Dear friends:

The new Ford government is turning its back on children and youth in this province with its decision to abolish the office of the Provincial Child Advocate and should immediately reverse course.

Twenty-eight years ago, the United Nations General Assembly adopted the Convention on the Rights of the Child. The Convention is a “promise to children that we would do everything in our power to protect and promote their rights to survive and thrive, to learn and grow, to make their voices heard and to reach their full potential.”

On November 20, OPSEU recognizes the child protection workers and children’s mental health and children’s treatment workers who have made tremendous efforts to improve the lives of Ontario children under increasingly difficult circumstances.  

This month’s announcement to eliminate Ontario’s first child and youth advocate means vulnerable children and youth will no longer have a voice. Metis and Indigenous youth, children and youth who are in the care of the CAS, or are involved with the youth justice system, or live with a developmental disability, or receive mental health services, will no longer have an independent advocate to turn to when the system doesn’t work for them. Children will continue to fall behind because life just became more difficult for low-income parents in Ford’s Ontario.  Structural child poverty remains persistently high, with one in six children and youth under 18 living in poverty.

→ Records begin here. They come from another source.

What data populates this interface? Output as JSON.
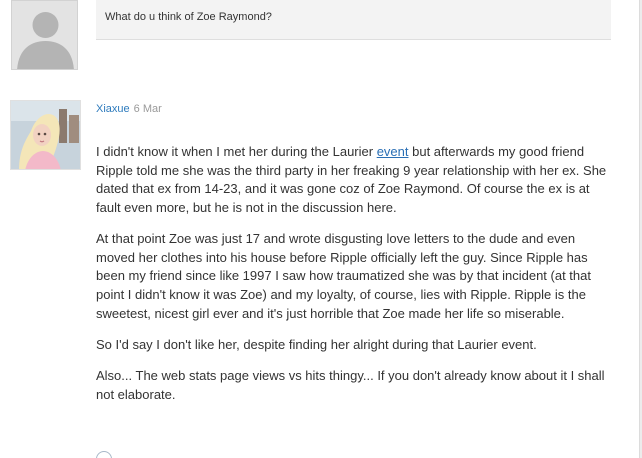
{
  "question": {
    "text": "What do u think of Zoe Raymond?"
  },
  "comment": {
    "author": "Xiaxue",
    "date": "6 Mar",
    "p1_before": "I didn't know it when I met her during the Laurier ",
    "p1_link": "event",
    "p1_after": " but afterwards my good friend Ripple told me she was the third party in her freaking 9 year relationship with her ex. She dated that ex from 14-23, and it was gone coz of Zoe Raymond. Of course the ex is at fault even more, but he is not in the discussion here.",
    "p2": "At that point Zoe was just 17 and wrote disgusting love letters to the dude and even moved her clothes into his house before Ripple officially left the guy. Since Ripple has been my friend since like 1997 I saw how traumatized she was by that incident (at that point I didn't know it was Zoe) and my loyalty, of course, lies with Ripple. Ripple is the sweetest, nicest girl ever and it's just horrible that Zoe made her life so miserable.",
    "p3": "So I'd say I don't like her, despite finding her alright during that Laurier event.",
    "p4": "Also... The web stats page views vs hits thingy... If you don't already know about it I shall not elaborate."
  },
  "icons": {
    "question_avatar": "default-user-silhouette-icon",
    "comment_avatar": "user-photo",
    "reply": "circle-icon"
  },
  "colors": {
    "author_link": "#2e7bbd",
    "inline_link": "#2a6fb5",
    "question_box_bg": "#f3f3f3",
    "avatar_placeholder_bg": "#e3e3e3"
  }
}
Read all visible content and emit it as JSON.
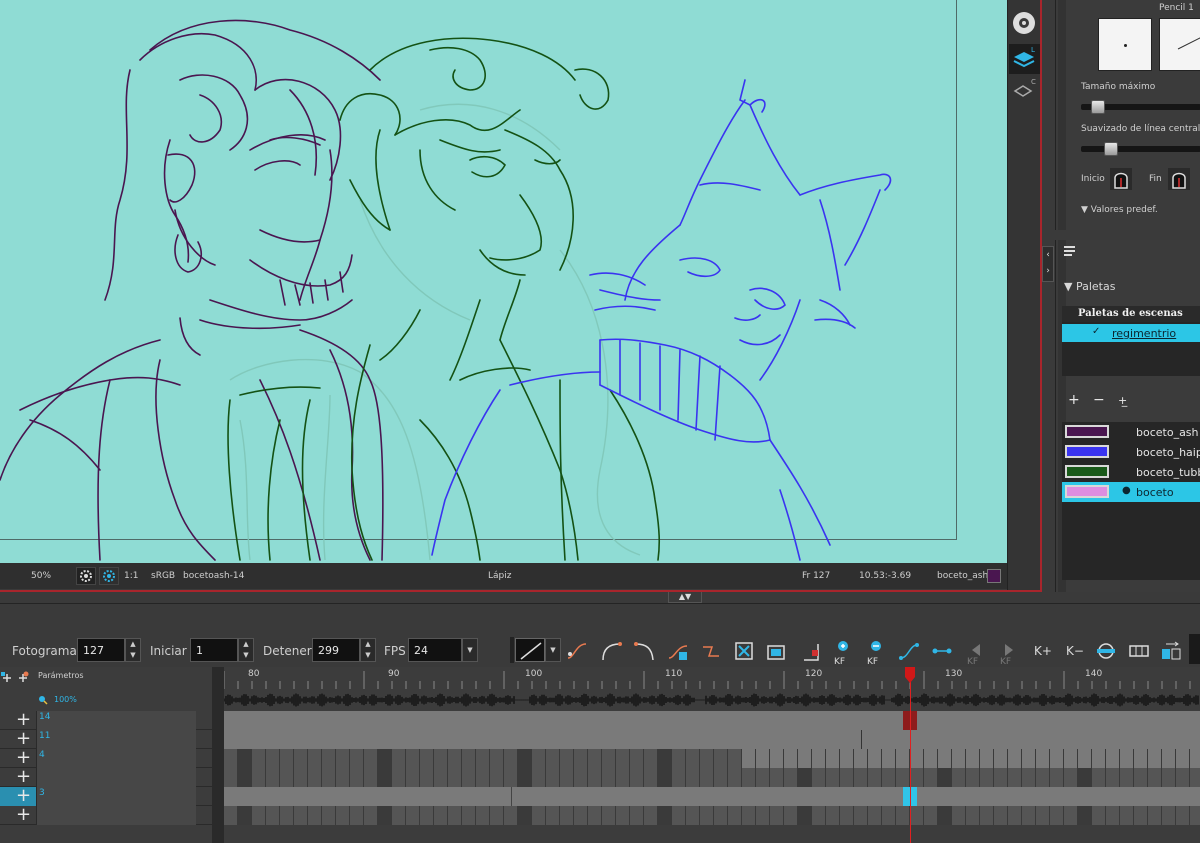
{
  "viewport": {
    "zoom": "50%",
    "ratio": "1:1",
    "color_space": "sRGB",
    "drawing_name": "bocetoash-14",
    "tool_name": "Lápiz",
    "frame": "Fr 127",
    "coords": "10.53:-3.69",
    "current_color_name": "boceto_ash",
    "current_color": "#4a1650"
  },
  "side_strip": {
    "layer_tag_l": "L",
    "layer_tag_c": "C"
  },
  "tool_properties": {
    "preset_name": "Pencil 1",
    "max_size_label": "Tamaño máximo",
    "smoothing_label": "Suavizado de línea central",
    "start_label": "Inicio",
    "end_label": "Fin",
    "presets_label": "Valores predef.",
    "max_size_level": 0.1,
    "smoothing_level": 0.2
  },
  "palette_panel": {
    "section_title": "Paletas",
    "scene_palettes_header": "Paletas de escenas",
    "selected_palette": "regimentrio",
    "swatches": [
      {
        "name": "boceto_ash",
        "color": "#4a1650"
      },
      {
        "name": "boceto_haip",
        "color": "#3a34f0"
      },
      {
        "name": "boceto_tubb",
        "color": "#1a5a1a"
      },
      {
        "name": "boceto",
        "color": "#dd8ee0",
        "selected": true
      }
    ]
  },
  "timeline_toolbar": {
    "frame_label": "Fotograma",
    "frame_value": "127",
    "start_label": "Iniciar",
    "start_value": "1",
    "stop_label": "Detener",
    "stop_value": "299",
    "fps_label": "FPS",
    "fps_value": "24",
    "kf_label": "KF"
  },
  "timeline": {
    "params_label": "Parámetros",
    "sound_zoom": "100%",
    "ruler_labels": [
      "80",
      "90",
      "100",
      "110",
      "120",
      "130",
      "140"
    ],
    "layers": [
      {
        "label": "14"
      },
      {
        "label": "11"
      },
      {
        "label": "4"
      },
      {
        "label": ""
      },
      {
        "label": "3"
      },
      {
        "label": ""
      }
    ],
    "current_frame": 127
  }
}
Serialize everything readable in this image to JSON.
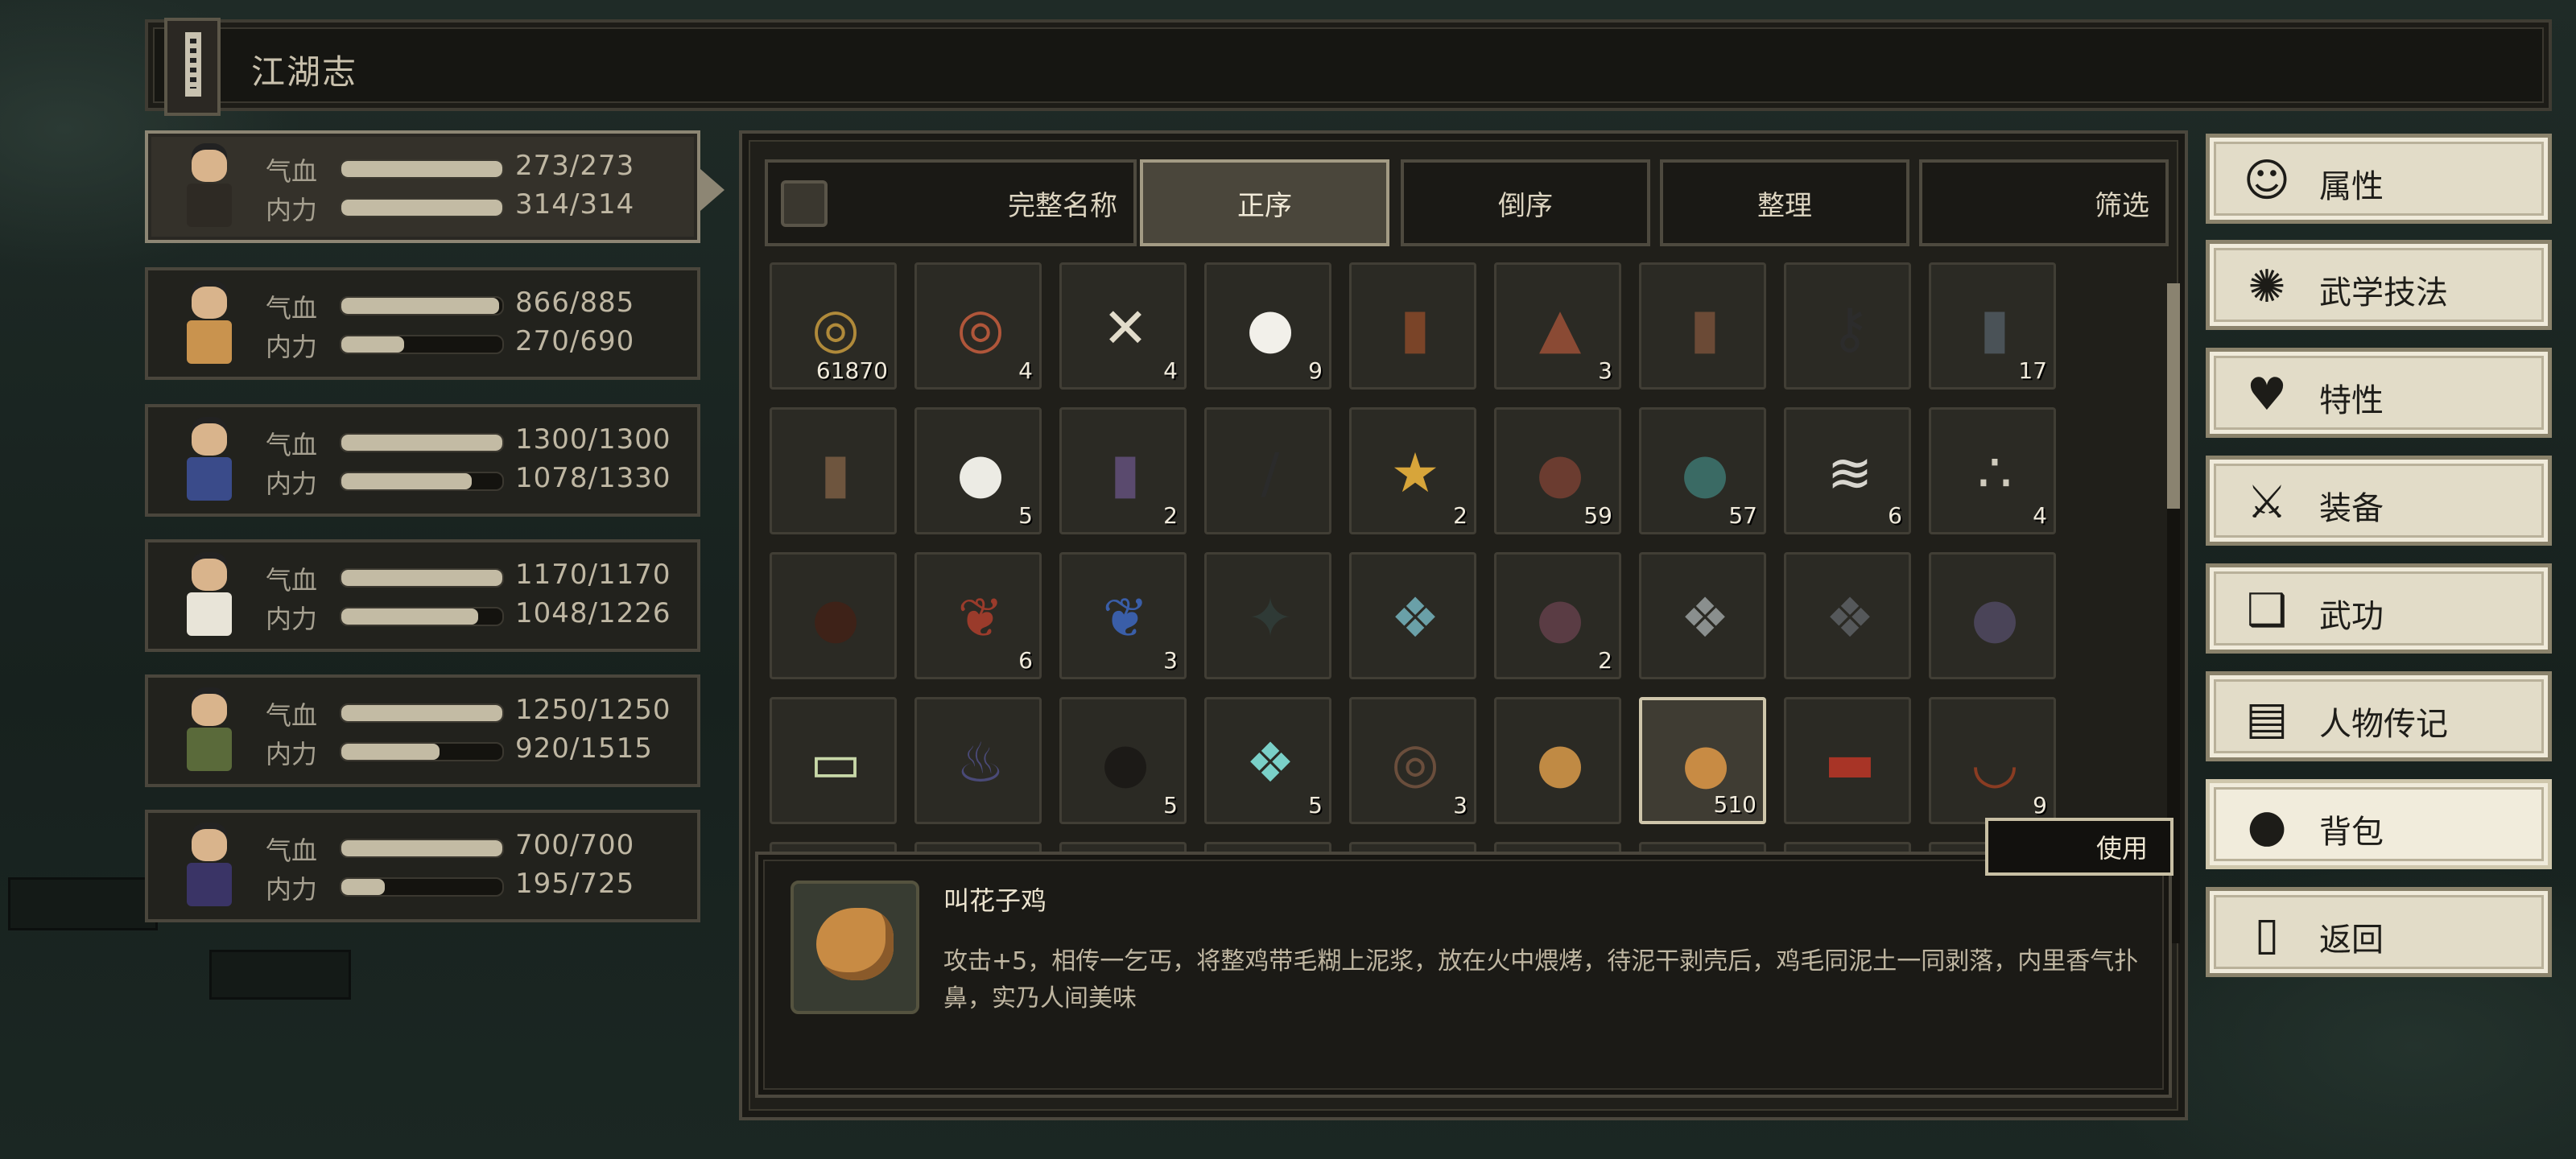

Since coming to power, the Ford government has selectively attacked working people through a series of regressive and destructive changes. The government has:

  • cut $22.7 million to low income child care subsidies slated for 2019;
  • withdrawn a three per cent increase and instead applied a 1.5 per cent increase to OW and ODSP;
  • capped the minimum wage at $14 instead $15 per hour;
  • withheld a 33 per cent increase for rape-crisis centres and may scrap it altogether;
  • cut $335 million for mental health services;
  • repealed changes to the Labour Relations Act that made it easier for workers in certain sectors to join a union, canceled two paid sick days and 10 personal emergency leave days, eliminated pay-equity for part-time and casual workers; and
  • canceled a universal approach to drug benefit coverage for children and youth under 25.

These government actions undermine the very fabric of our society, attacking core values of altruism, collective responsibility, universality, and compassion. Without these, how can we begin to ensure the well-being of all children and youth?

It’s no secret that we are wealthier than ever, but we have also become a more unequal society. The government has steadily cut back on government revenues while private wealth and corporate profits have soared. Ontario does not have a spending problem. We have a revenue problem. There simply is no excuse for not investing in the success of all children and youth through stable, quality, public social services. 

The workers who are dedicated to improving the lives of all children in Ontario are putting this government on notice today – a different Ontario is possible. We are committed to working with our partners and in our communities to build a society where all children have the chance to thrive and to dream.  I would like to thank every worker who helps Ontario children for your professionalism, your compassion and your dedication.

In solidarity,

Warren (Smokey) Thomas
President, Ontario Public Service Employees Union